FRANKFURT, Germany — European Central Bank President Mario Draghi said it was far too soon to talk about an exit from its massive emergency loans to banks, saying that any such move would be premature while the 17-country eurozone was struggling with slack economic conditions and record high levels of unemployment.
Draghi, speaking after the ECB left its key interest rate unchanged at the record low of 1 percent, said the bank was still sizing up the "powerful and complex" effects of the €1 trillion ($1.3 trillion) in loans it handed out in two batches to banks on Dec. 21 and Feb. 29.
But he said it was clear that "given the present conditions of output and unemployment, which is at an historical high, any exit strategy talk is premature."
He went on to say that the recent dip in bond market confidence — and the higher costs of borrowing that heavily indebted Italy and Spain have to pay to raise money— were signs that global investors were pushing for faster reforms by governments, both in cutting their deficits and clearing away barriers to competition.
"I would read the recent developments not so much as an example of market fragility, but as an example that markets are expecting reforms. What markets are saying is, the markets are asking these governments to deliver, basically. And so its fiscal consolidation, it's structural reforms, I don't want to specifically address Spain only."
Draghi said it was not a sign of market unease "but rather market attention upon fundamentals."

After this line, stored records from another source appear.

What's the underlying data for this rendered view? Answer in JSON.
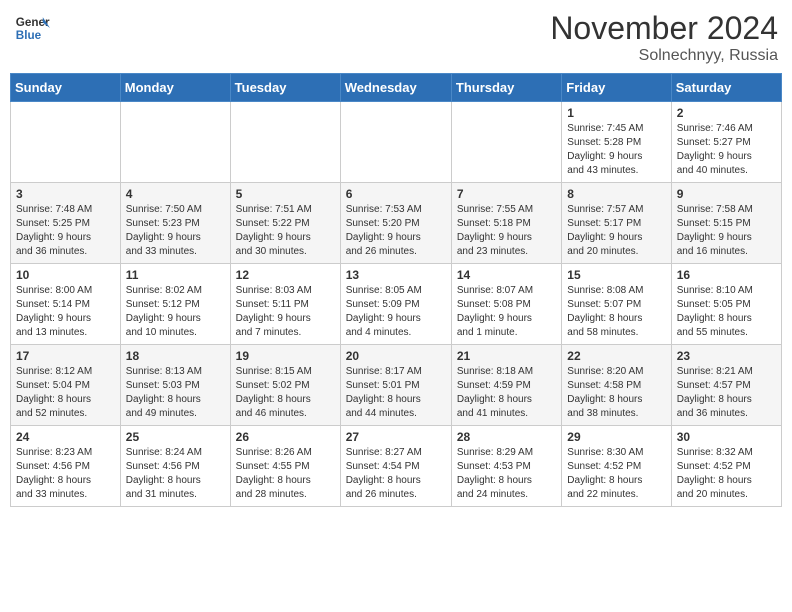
{
  "header": {
    "logo_line1": "General",
    "logo_line2": "Blue",
    "month": "November 2024",
    "location": "Solnechnyy, Russia"
  },
  "days_of_week": [
    "Sunday",
    "Monday",
    "Tuesday",
    "Wednesday",
    "Thursday",
    "Friday",
    "Saturday"
  ],
  "weeks": [
    [
      {
        "day": "",
        "info": ""
      },
      {
        "day": "",
        "info": ""
      },
      {
        "day": "",
        "info": ""
      },
      {
        "day": "",
        "info": ""
      },
      {
        "day": "",
        "info": ""
      },
      {
        "day": "1",
        "info": "Sunrise: 7:45 AM\nSunset: 5:28 PM\nDaylight: 9 hours\nand 43 minutes."
      },
      {
        "day": "2",
        "info": "Sunrise: 7:46 AM\nSunset: 5:27 PM\nDaylight: 9 hours\nand 40 minutes."
      }
    ],
    [
      {
        "day": "3",
        "info": "Sunrise: 7:48 AM\nSunset: 5:25 PM\nDaylight: 9 hours\nand 36 minutes."
      },
      {
        "day": "4",
        "info": "Sunrise: 7:50 AM\nSunset: 5:23 PM\nDaylight: 9 hours\nand 33 minutes."
      },
      {
        "day": "5",
        "info": "Sunrise: 7:51 AM\nSunset: 5:22 PM\nDaylight: 9 hours\nand 30 minutes."
      },
      {
        "day": "6",
        "info": "Sunrise: 7:53 AM\nSunset: 5:20 PM\nDaylight: 9 hours\nand 26 minutes."
      },
      {
        "day": "7",
        "info": "Sunrise: 7:55 AM\nSunset: 5:18 PM\nDaylight: 9 hours\nand 23 minutes."
      },
      {
        "day": "8",
        "info": "Sunrise: 7:57 AM\nSunset: 5:17 PM\nDaylight: 9 hours\nand 20 minutes."
      },
      {
        "day": "9",
        "info": "Sunrise: 7:58 AM\nSunset: 5:15 PM\nDaylight: 9 hours\nand 16 minutes."
      }
    ],
    [
      {
        "day": "10",
        "info": "Sunrise: 8:00 AM\nSunset: 5:14 PM\nDaylight: 9 hours\nand 13 minutes."
      },
      {
        "day": "11",
        "info": "Sunrise: 8:02 AM\nSunset: 5:12 PM\nDaylight: 9 hours\nand 10 minutes."
      },
      {
        "day": "12",
        "info": "Sunrise: 8:03 AM\nSunset: 5:11 PM\nDaylight: 9 hours\nand 7 minutes."
      },
      {
        "day": "13",
        "info": "Sunrise: 8:05 AM\nSunset: 5:09 PM\nDaylight: 9 hours\nand 4 minutes."
      },
      {
        "day": "14",
        "info": "Sunrise: 8:07 AM\nSunset: 5:08 PM\nDaylight: 9 hours\nand 1 minute."
      },
      {
        "day": "15",
        "info": "Sunrise: 8:08 AM\nSunset: 5:07 PM\nDaylight: 8 hours\nand 58 minutes."
      },
      {
        "day": "16",
        "info": "Sunrise: 8:10 AM\nSunset: 5:05 PM\nDaylight: 8 hours\nand 55 minutes."
      }
    ],
    [
      {
        "day": "17",
        "info": "Sunrise: 8:12 AM\nSunset: 5:04 PM\nDaylight: 8 hours\nand 52 minutes."
      },
      {
        "day": "18",
        "info": "Sunrise: 8:13 AM\nSunset: 5:03 PM\nDaylight: 8 hours\nand 49 minutes."
      },
      {
        "day": "19",
        "info": "Sunrise: 8:15 AM\nSunset: 5:02 PM\nDaylight: 8 hours\nand 46 minutes."
      },
      {
        "day": "20",
        "info": "Sunrise: 8:17 AM\nSunset: 5:01 PM\nDaylight: 8 hours\nand 44 minutes."
      },
      {
        "day": "21",
        "info": "Sunrise: 8:18 AM\nSunset: 4:59 PM\nDaylight: 8 hours\nand 41 minutes."
      },
      {
        "day": "22",
        "info": "Sunrise: 8:20 AM\nSunset: 4:58 PM\nDaylight: 8 hours\nand 38 minutes."
      },
      {
        "day": "23",
        "info": "Sunrise: 8:21 AM\nSunset: 4:57 PM\nDaylight: 8 hours\nand 36 minutes."
      }
    ],
    [
      {
        "day": "24",
        "info": "Sunrise: 8:23 AM\nSunset: 4:56 PM\nDaylight: 8 hours\nand 33 minutes."
      },
      {
        "day": "25",
        "info": "Sunrise: 8:24 AM\nSunset: 4:56 PM\nDaylight: 8 hours\nand 31 minutes."
      },
      {
        "day": "26",
        "info": "Sunrise: 8:26 AM\nSunset: 4:55 PM\nDaylight: 8 hours\nand 28 minutes."
      },
      {
        "day": "27",
        "info": "Sunrise: 8:27 AM\nSunset: 4:54 PM\nDaylight: 8 hours\nand 26 minutes."
      },
      {
        "day": "28",
        "info": "Sunrise: 8:29 AM\nSunset: 4:53 PM\nDaylight: 8 hours\nand 24 minutes."
      },
      {
        "day": "29",
        "info": "Sunrise: 8:30 AM\nSunset: 4:52 PM\nDaylight: 8 hours\nand 22 minutes."
      },
      {
        "day": "30",
        "info": "Sunrise: 8:32 AM\nSunset: 4:52 PM\nDaylight: 8 hours\nand 20 minutes."
      }
    ]
  ]
}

The bank is regarded as in a holding pattern since cutting rates in November and December 2011 and making the cheap three-year loans available to hundreds of banks. The loans eased a credit crunch crippling the eurozone at the end of last year and steadied the region's banking system. But top ECB officials have said they don't expect the money to immediately lead to credit expansion in a slack economy. Banks are hesitant to lend and businesses are seeing little reason to borrow in an uncertain environment.
Draghi called the loans — longer-term refinancing operations, or LTROs — "complex and powerful measure which have affected all the funding channels, all the items of the balance sheets of banks in a variety of ways. We have to look at exactly what is happening here."
His statement seemed to put a lid on recent remarks by other top ECB officials — including Draghi himself — that the bank could quickly drain the money it had poured into the banking system before the excess cash has a chance to push up inflation.
Jens Weidmann, the head of Germany's Bundesbank, has stressed the risks of the loans — longer-term refinancing operations, or LTROs — and said the bank needs to discuss how to exit the emergency support measure. Weidmann, who joined the unanimous ECB council in supporting the loans, has also remarked that the LTROs risk propping up unsustainable banking practices and weakening government resolve to reform.
Draghi repeated his earlier economic outlook, saying that the bank expects a gradual recovery this year in the eurozone from low levels of economic activity, but that there are still risks for a turn for the worse.
The eurozone economy shrank 0.3 percent in the fourth quarter and indicators for future growth indicators remain weak, raising the likelihood that the economy shrank again in the just-finished first quarter. Two quarters of falling output are a technical definition of recession.
Unemployment is at a record 10.8 percent for the 17 countries that use the euro, while youth unemployment has reached unprecedented freakish levels of 50 percent in Spain and Greece.
The bank is unlikely to cut rates unless there's a significant turn for the worse. In part, that's because annual inflation of 2.6 percent remains stubbornly above its goal of just under 2 percent. The bank blames higher oil prices, not inflationary pressures from the economy.
Government officials in indebted countries are concerned that slashing budgets and raising taxes to reduce debt and satisfy bond investors may hurt growth in the coming months as well. That would make it harder for indebted countries to dig out of the debt woes that have pushed Greece, Ireland and Portugal to take international bailout loans and raised concerns about Italy and Spain's ability to borrow affordably to maintain their own debt burdens.
Spain had a disappointing bond auction Wednesday, selling only €2.6 billion, at the very low end of the target range of €2.5-€3.5 billion.